TASK DIRECTIONS: The complete data, repeated exactly, should form your response.

** GIVEN DATA follows **

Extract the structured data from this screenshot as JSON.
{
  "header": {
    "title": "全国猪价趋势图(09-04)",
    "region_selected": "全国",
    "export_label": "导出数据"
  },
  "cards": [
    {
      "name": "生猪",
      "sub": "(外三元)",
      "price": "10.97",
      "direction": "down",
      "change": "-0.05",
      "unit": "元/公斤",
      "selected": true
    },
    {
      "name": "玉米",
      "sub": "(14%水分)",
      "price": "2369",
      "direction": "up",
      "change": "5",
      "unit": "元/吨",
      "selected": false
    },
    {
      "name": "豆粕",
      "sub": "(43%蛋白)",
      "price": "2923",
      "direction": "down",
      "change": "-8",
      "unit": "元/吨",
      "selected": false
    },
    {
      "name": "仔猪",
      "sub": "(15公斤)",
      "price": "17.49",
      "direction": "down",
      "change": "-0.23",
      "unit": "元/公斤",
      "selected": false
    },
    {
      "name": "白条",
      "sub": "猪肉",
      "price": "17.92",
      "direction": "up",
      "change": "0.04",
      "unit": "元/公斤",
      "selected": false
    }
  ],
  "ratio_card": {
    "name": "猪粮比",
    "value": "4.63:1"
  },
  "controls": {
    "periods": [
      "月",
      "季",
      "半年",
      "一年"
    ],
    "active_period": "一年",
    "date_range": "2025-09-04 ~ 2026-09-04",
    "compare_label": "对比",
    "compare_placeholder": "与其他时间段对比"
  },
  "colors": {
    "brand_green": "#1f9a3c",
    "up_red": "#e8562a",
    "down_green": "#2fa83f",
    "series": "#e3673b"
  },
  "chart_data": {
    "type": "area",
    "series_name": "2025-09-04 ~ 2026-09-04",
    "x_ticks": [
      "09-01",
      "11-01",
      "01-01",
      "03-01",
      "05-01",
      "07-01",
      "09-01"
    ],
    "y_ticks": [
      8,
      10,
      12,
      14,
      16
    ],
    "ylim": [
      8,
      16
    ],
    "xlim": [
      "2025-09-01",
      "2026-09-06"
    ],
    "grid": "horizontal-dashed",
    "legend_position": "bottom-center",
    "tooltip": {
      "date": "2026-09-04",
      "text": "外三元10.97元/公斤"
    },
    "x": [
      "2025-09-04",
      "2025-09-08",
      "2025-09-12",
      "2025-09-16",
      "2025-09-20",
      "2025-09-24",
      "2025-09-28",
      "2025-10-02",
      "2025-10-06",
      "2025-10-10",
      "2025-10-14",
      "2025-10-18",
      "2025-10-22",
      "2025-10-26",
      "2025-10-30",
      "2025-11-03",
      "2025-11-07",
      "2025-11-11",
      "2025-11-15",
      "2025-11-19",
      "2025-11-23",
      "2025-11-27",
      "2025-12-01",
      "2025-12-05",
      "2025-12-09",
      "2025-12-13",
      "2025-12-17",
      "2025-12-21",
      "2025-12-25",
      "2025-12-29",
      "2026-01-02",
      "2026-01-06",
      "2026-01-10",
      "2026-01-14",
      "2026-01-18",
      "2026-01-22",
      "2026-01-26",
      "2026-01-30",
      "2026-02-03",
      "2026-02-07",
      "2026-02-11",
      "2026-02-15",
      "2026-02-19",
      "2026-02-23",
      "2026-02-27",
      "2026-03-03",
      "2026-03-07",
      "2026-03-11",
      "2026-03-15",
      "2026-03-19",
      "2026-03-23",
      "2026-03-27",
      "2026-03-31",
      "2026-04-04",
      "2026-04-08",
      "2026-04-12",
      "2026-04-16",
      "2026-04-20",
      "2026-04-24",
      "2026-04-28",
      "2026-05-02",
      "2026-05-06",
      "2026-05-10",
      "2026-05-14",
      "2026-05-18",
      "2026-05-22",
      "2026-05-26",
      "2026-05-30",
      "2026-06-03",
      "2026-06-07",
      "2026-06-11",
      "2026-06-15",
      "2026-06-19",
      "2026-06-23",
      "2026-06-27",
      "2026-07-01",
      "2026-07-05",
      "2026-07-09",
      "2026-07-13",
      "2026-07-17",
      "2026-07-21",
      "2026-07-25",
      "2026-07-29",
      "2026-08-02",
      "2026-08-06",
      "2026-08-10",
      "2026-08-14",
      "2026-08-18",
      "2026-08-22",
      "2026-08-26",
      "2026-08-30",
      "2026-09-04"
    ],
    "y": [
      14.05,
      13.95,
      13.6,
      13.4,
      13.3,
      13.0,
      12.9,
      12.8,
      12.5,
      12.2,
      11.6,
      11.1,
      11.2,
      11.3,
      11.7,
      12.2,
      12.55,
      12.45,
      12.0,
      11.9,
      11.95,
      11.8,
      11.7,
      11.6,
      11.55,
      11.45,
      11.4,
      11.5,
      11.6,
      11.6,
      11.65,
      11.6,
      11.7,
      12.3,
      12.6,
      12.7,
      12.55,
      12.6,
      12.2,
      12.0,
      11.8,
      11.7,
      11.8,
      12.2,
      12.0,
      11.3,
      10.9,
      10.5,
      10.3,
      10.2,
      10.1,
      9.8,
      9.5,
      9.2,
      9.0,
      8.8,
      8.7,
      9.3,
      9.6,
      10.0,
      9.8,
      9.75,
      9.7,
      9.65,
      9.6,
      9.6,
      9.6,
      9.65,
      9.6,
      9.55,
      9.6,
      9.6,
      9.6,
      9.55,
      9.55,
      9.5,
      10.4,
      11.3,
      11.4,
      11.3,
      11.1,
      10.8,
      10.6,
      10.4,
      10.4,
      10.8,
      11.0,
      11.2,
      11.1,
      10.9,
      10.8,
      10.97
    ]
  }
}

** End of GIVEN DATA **

REPLY:
Extract the structured data from this screenshot as JSON.
{
  "header": {
    "title": "全国猪价趋势图(09-04)",
    "region_selected": "全国",
    "export_label": "导出数据"
  },
  "cards": [
    {
      "name": "生猪",
      "sub": "(外三元)",
      "price": "10.97",
      "direction": "down",
      "change": "-0.05",
      "unit": "元/公斤",
      "selected": true
    },
    {
      "name": "玉米",
      "sub": "(14%水分)",
      "price": "2369",
      "direction": "up",
      "change": "5",
      "unit": "元/吨",
      "selected": false
    },
    {
      "name": "豆粕",
      "sub": "(43%蛋白)",
      "price": "2923",
      "direction": "down",
      "change": "-8",
      "unit": "元/吨",
      "selected": false
    },
    {
      "name": "仔猪",
      "sub": "(15公斤)",
      "price": "17.49",
      "direction": "down",
      "change": "-0.23",
      "unit": "元/公斤",
      "selected": false
    },
    {
      "name": "白条",
      "sub": "猪肉",
      "price": "17.92",
      "direction": "up",
      "change": "0.04",
      "unit": "元/公斤",
      "selected": false
    }
  ],
  "ratio_card": {
    "name": "猪粮比",
    "value": "4.63:1"
  },
  "controls": {
    "periods": [
      "月",
      "季",
      "半年",
      "一年"
    ],
    "active_period": "一年",
    "date_range": "2025-09-04 ~ 2026-09-04",
    "compare_label": "对比",
    "compare_placeholder": "与其他时间段对比"
  },
  "colors": {
    "brand_green": "#1f9a3c",
    "up_red": "#e8562a",
    "down_green": "#2fa83f",
    "series": "#e3673b"
  },
  "chart_data": {
    "type": "area",
    "series_name": "2025-09-04 ~ 2026-09-04",
    "x_ticks": [
      "09-01",
      "11-01",
      "01-01",
      "03-01",
      "05-01",
      "07-01",
      "09-01"
    ],
    "y_ticks": [
      8,
      10,
      12,
      14,
      16
    ],
    "ylim": [
      8,
      16
    ],
    "xlim": [
      "2025-09-01",
      "2026-09-06"
    ],
    "grid": "horizontal-dashed",
    "legend_position": "bottom-center",
    "tooltip": {
      "date": "2026-09-04",
      "text": "外三元10.97元/公斤"
    },
    "x": [
      "2025-09-04",
      "2025-09-08",
      "2025-09-12",
      "2025-09-16",
      "2025-09-20",
      "2025-09-24",
      "2025-09-28",
      "2025-10-02",
      "2025-10-06",
      "2025-10-10",
      "2025-10-14",
      "2025-10-18",
      "2025-10-22",
      "2025-10-26",
      "2025-10-30",
      "2025-11-03",
      "2025-11-07",
      "2025-11-11",
      "2025-11-15",
      "2025-11-19",
      "2025-11-23",
      "2025-11-27",
      "2025-12-01",
      "2025-12-05",
      "2025-12-09",
      "2025-12-13",
      "2025-12-17",
      "2025-12-21",
      "2025-12-25",
      "2025-12-29",
      "2026-01-02",
      "2026-01-06",
      "2026-01-10",
      "2026-01-14",
      "2026-01-18",
      "2026-01-22",
      "2026-01-26",
      "2026-01-30",
      "2026-02-03",
      "2026-02-07",
      "2026-02-11",
      "2026-02-15",
      "2026-02-19",
      "2026-02-23",
      "2026-02-27",
      "2026-03-03",
      "2026-03-07",
      "2026-03-11",
      "2026-03-15",
      "2026-03-19",
      "2026-03-23",
      "2026-03-27",
      "2026-03-31",
      "2026-04-04",
      "2026-04-08",
      "2026-04-12",
      "2026-04-16",
      "2026-04-20",
      "2026-04-24",
      "2026-04-28",
      "2026-05-02",
      "2026-05-06",
      "2026-05-10",
      "2026-05-14",
      "2026-05-18",
      "2026-05-22",
      "2026-05-26",
      "2026-05-30",
      "2026-06-03",
      "2026-06-07",
      "2026-06-11",
      "2026-06-15",
      "2026-06-19",
      "2026-06-23",
      "2026-06-27",
      "2026-07-01",
      "2026-07-05",
      "2026-07-09",
      "2026-07-13",
      "2026-07-17",
      "2026-07-21",
      "2026-07-25",
      "2026-07-29",
      "2026-08-02",
      "2026-08-06",
      "2026-08-10",
      "2026-08-14",
      "2026-08-18",
      "2026-08-22",
      "2026-08-26",
      "2026-08-30",
      "2026-09-04"
    ],
    "y": [
      14.05,
      13.95,
      13.6,
      13.4,
      13.3,
      13.0,
      12.9,
      12.8,
      12.5,
      12.2,
      11.6,
      11.1,
      11.2,
      11.3,
      11.7,
      12.2,
      12.55,
      12.45,
      12.0,
      11.9,
      11.95,
      11.8,
      11.7,
      11.6,
      11.55,
      11.45,
      11.4,
      11.5,
      11.6,
      11.6,
      11.65,
      11.6,
      11.7,
      12.3,
      12.6,
      12.7,
      12.55,
      12.6,
      12.2,
      12.0,
      11.8,
      11.7,
      11.8,
      12.2,
      12.0,
      11.3,
      10.9,
      10.5,
      10.3,
      10.2,
      10.1,
      9.8,
      9.5,
      9.2,
      9.0,
      8.8,
      8.7,
      9.3,
      9.6,
      10.0,
      9.8,
      9.75,
      9.7,
      9.65,
      9.6,
      9.6,
      9.6,
      9.65,
      9.6,
      9.55,
      9.6,
      9.6,
      9.6,
      9.55,
      9.55,
      9.5,
      10.4,
      11.3,
      11.4,
      11.3,
      11.1,
      10.8,
      10.6,
      10.4,
      10.4,
      10.8,
      11.0,
      11.2,
      11.1,
      10.9,
      10.8,
      10.97
    ]
  }
}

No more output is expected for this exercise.